This book isn’t good just because it’s a Philippine crime novel. This isn’t a “love-and-promote-your-own” sort of thing. Okay, maybe it is, but I only appreciate things that are worth it. And it’s more than that. The fact that it makes you think about the truth it represents makes it one helluva book.
The plot itself sucks you in. Despite the fact that I’d already guessed who the killer was early on, I was still thoroughly enthralled by the book. The writing, the twists and turns, the quirky priests-slash-forensic-scientists (!!! That’s certainly an interesting protagonist in the world of crime, don’t you think?), the killer himself were all interesting and well-written.
However, it’s the truth about the justice system that speaks out loudest to me and stays with me, although it’s been a while since I read this book.
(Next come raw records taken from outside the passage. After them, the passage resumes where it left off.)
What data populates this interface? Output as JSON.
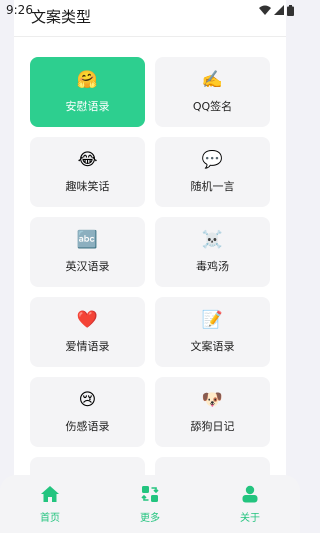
{
  "status_bar": {
    "time": "9:26"
  },
  "page": {
    "title": "文案类型"
  },
  "categories": [
    {
      "label": "安慰语录",
      "icon": "🤗",
      "active": true
    },
    {
      "label": "QQ签名",
      "icon": "✍️"
    },
    {
      "label": "趣味笑话",
      "icon": "😂"
    },
    {
      "label": "随机一言",
      "icon": "💬"
    },
    {
      "label": "英汉语录",
      "icon": "🔤"
    },
    {
      "label": "毒鸡汤",
      "icon": "☠️"
    },
    {
      "label": "爱情语录",
      "icon": "❤️"
    },
    {
      "label": "文案语录",
      "icon": "📝"
    },
    {
      "label": "伤感语录",
      "icon": "😢"
    },
    {
      "label": "舔狗日记",
      "icon": "🐶"
    },
    {
      "label": "",
      "icon": "✍️"
    },
    {
      "label": "",
      "icon": "📜"
    }
  ],
  "tabbar": {
    "home": "首页",
    "more": "更多",
    "about": "关于"
  },
  "colors": {
    "accent": "#2dcf8f",
    "tab": "#23c47f"
  }
}
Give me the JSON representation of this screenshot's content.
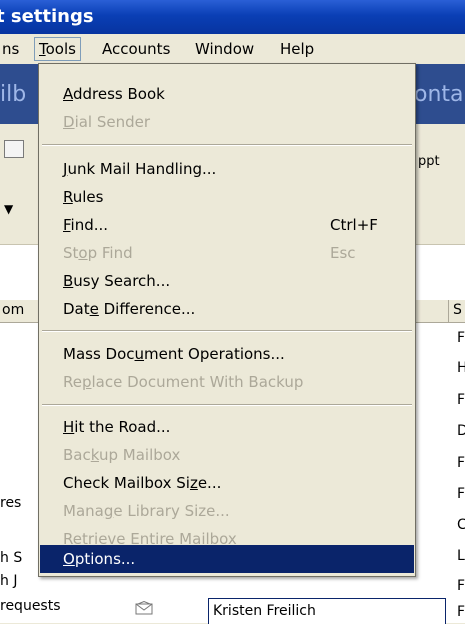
{
  "window": {
    "title": "t settings"
  },
  "menubar": {
    "items": [
      {
        "label": "ns"
      },
      {
        "label": "Tools"
      },
      {
        "label": "Accounts"
      },
      {
        "label": "Window"
      },
      {
        "label": "Help"
      }
    ]
  },
  "background": {
    "banner_left": "ilb",
    "banner_right": "onta",
    "toolbar_text": "ppt",
    "column_header_left": "om",
    "column_header_right": "S",
    "left_rows": [
      "res",
      "h S",
      "h J",
      "requests"
    ],
    "right_letters": [
      "F",
      "H",
      "F",
      "D",
      "F",
      "F",
      "C",
      "L",
      "F",
      "F"
    ],
    "sender": "Kristen Freilich"
  },
  "tools_menu": {
    "items": [
      {
        "label": "Address Book",
        "enabled": true
      },
      {
        "label": "Dial Sender",
        "enabled": false
      },
      {
        "label": "Junk Mail Handling...",
        "enabled": true
      },
      {
        "label": "Rules",
        "enabled": true
      },
      {
        "label": "Find...",
        "shortcut": "Ctrl+F",
        "enabled": true
      },
      {
        "label": "Stop Find",
        "shortcut": "Esc",
        "enabled": false
      },
      {
        "label": "Busy Search...",
        "enabled": true
      },
      {
        "label": "Date Difference...",
        "enabled": true
      },
      {
        "label": "Mass Document Operations...",
        "enabled": true
      },
      {
        "label": "Replace Document With Backup",
        "enabled": false
      },
      {
        "label": "Hit the Road...",
        "enabled": true
      },
      {
        "label": "Backup Mailbox",
        "enabled": false
      },
      {
        "label": "Check Mailbox Size...",
        "enabled": true
      },
      {
        "label": "Manage Library Size...",
        "enabled": false
      },
      {
        "label": "Retrieve Entire Mailbox",
        "enabled": false
      },
      {
        "label": "Options...",
        "enabled": true,
        "selected": true
      }
    ]
  },
  "colors": {
    "menu_highlight": "#0a246a",
    "menu_background": "#ece9d8",
    "disabled_text": "#aca899",
    "titlebar": "#0a3fb5"
  }
}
The justice system in the Philippines is weak. You only have to look at cases like the Maguindanao massacre, a terrible incident that happened in 2009, which still has not been resolved, despite all the evidence and media coverage. Shit, we’ve got news of witnesses getting ambushed and killed. (Paging the witness protection program, if you exist or whatever, you’re doing a shitty job.) Or a case such as the Vizconde massacre, where the suspects were proclaimed guilty, only to be acquitted several years later.
While one cannot proclaim who is guilty or not, the niggling thought that cases can go on for years and years without being resolved is…disappointing. Sad. Horrifying. Families suffer through this shit for years. And those examples are crimes that have suspects and witnesses and evidence. We’re talking about cases that are high-profile because the suspects or victims are famous, and thus reported by the media. What about the cases where common people are kidnapped, raped, or murdered? Do their families ever get justice, closure? Is justice ever truly served in our country?
These are the kind of thoughts you get from reading this book. It makes you uneasy. It definitely doesn’t help you sleep at night, because the knowledge that you aren’t as safe as you thought you were and the probable lack of justice should you ever be a victim (Heaven forbid) is just too terrible to think about. But it’s an eye-opener, and while the truth is terrible, at least you’ve become more aware of how shitty the world can be.
Apparently, a new publication of this book will be out on August 18, 2015. I’m not sure if it’s going to be different from the original story or not. But I will definitely be
stalking watching the bookstores until I find a copy to call my own.